BMI doesn’t measure Body fat content (which you think would be essential), muscle mass, bone density, overall body composition and finally racial and gender differences.
True Story (how this affects you)
Let me tell you another story, this one is a true story and happened to one of my Clients, who we will call Bob.
Bob has on average 1-2 Personal Training sessions with me in Harrogate on a weekly basis and he may go for a run on the weekend. The Business he works for are very generous and care about Bob’s health. Once a year he gets a full body assessment at Nuffield Health Hospital, where they will test his body fat %, core strength, posture, stress and general fitness. On his last visit Bob found that his body fat % had stayed the same as last year (17%) which is a good healthy range. He also found that his body weight had increased by 2kg. Considering his body fat had not fluctuated we can safely say that Bob had increased his lean muscle tissue. Increased muscle tissue means increased metabolic rate! This means, more energy spent at rest and therefore we can chip away the infamous body fat % a lot faster. Happy days!
Bob has Health insurance through his company too! This company rewards good health with cash pay outs, which is awesome, right?
However when Bob received his health checklist, he scrolled through the copious green ticks, non-smoker, blood sugar levels etc and finally came across the final box BMI, with a red cross…
Bob was now 2kg overweight on the BMI scale. This means no cash pay-out… Bob is not rewarded for his well-earned muscle mass but penalized.
So why hasn't this system changed?
"It always seems impossible until it’s done." Nelson Mandela[tweet this].
The HARD truth...
This isn’t new, Health experts will commonly comment “BMI is flawed”. It goes through the cycle of news and then it all goes quiet again. It is a broken system that doctors still use to measure your health. It promotes healthy individuals to lose muscle mass for fear they may be labelled as overweight. Minimal muscle mass in the long term means a slow metabolic rate and eventually fat stores will start to rise. It is extremely hard to get your metabolism burning from a stand still!
Muscle mass weighs more than fat (it is denser, per cubic inch of muscle weighs more than a cubic inch of fat). Therefore, BMI will inevitably class muscular, athletic people as fatter than they really are.
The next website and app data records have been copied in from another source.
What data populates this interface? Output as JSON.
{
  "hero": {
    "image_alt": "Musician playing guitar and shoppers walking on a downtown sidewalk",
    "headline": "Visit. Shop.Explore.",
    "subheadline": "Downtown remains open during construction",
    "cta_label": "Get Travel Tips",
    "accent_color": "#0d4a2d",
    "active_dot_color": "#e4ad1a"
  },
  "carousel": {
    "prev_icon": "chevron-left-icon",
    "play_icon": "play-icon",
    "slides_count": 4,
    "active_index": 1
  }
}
Even using BMI for less active people can be a flawed system. As there is no compensation for difference in height it can skew the results for taller people making them believe they are fatter than they really are, and shorter people appearing thinner on paper than in reality.
Circumference Measurements are a good simple way to measure body fat but it can depend mostly on the individual and their body shape. Using a combination of measuring techniques are the most effective and then taking a calculated reading from all measurements. This can be from skin fold measurements, circumference and body stat machines (although these can be consistent in being inconsistent). This is why an initial consultation with a personal trainer is so important. The trainer can gain a good understanding of a client’s current health and also their needs for training from these measurements.
Historically, BMI was created in the 1830s by Lambert Adolphe Jacques Quetelet (1796-1874), a Belgian mathematician, sociologist, statistician and astronomer. 200 years on with all the technology available to us, why haven’t we come up with something more efficient to be standardised across the medical society?
Sean Baldwin is the founder of Tri Force Training, a Personal Training service in Harrogate.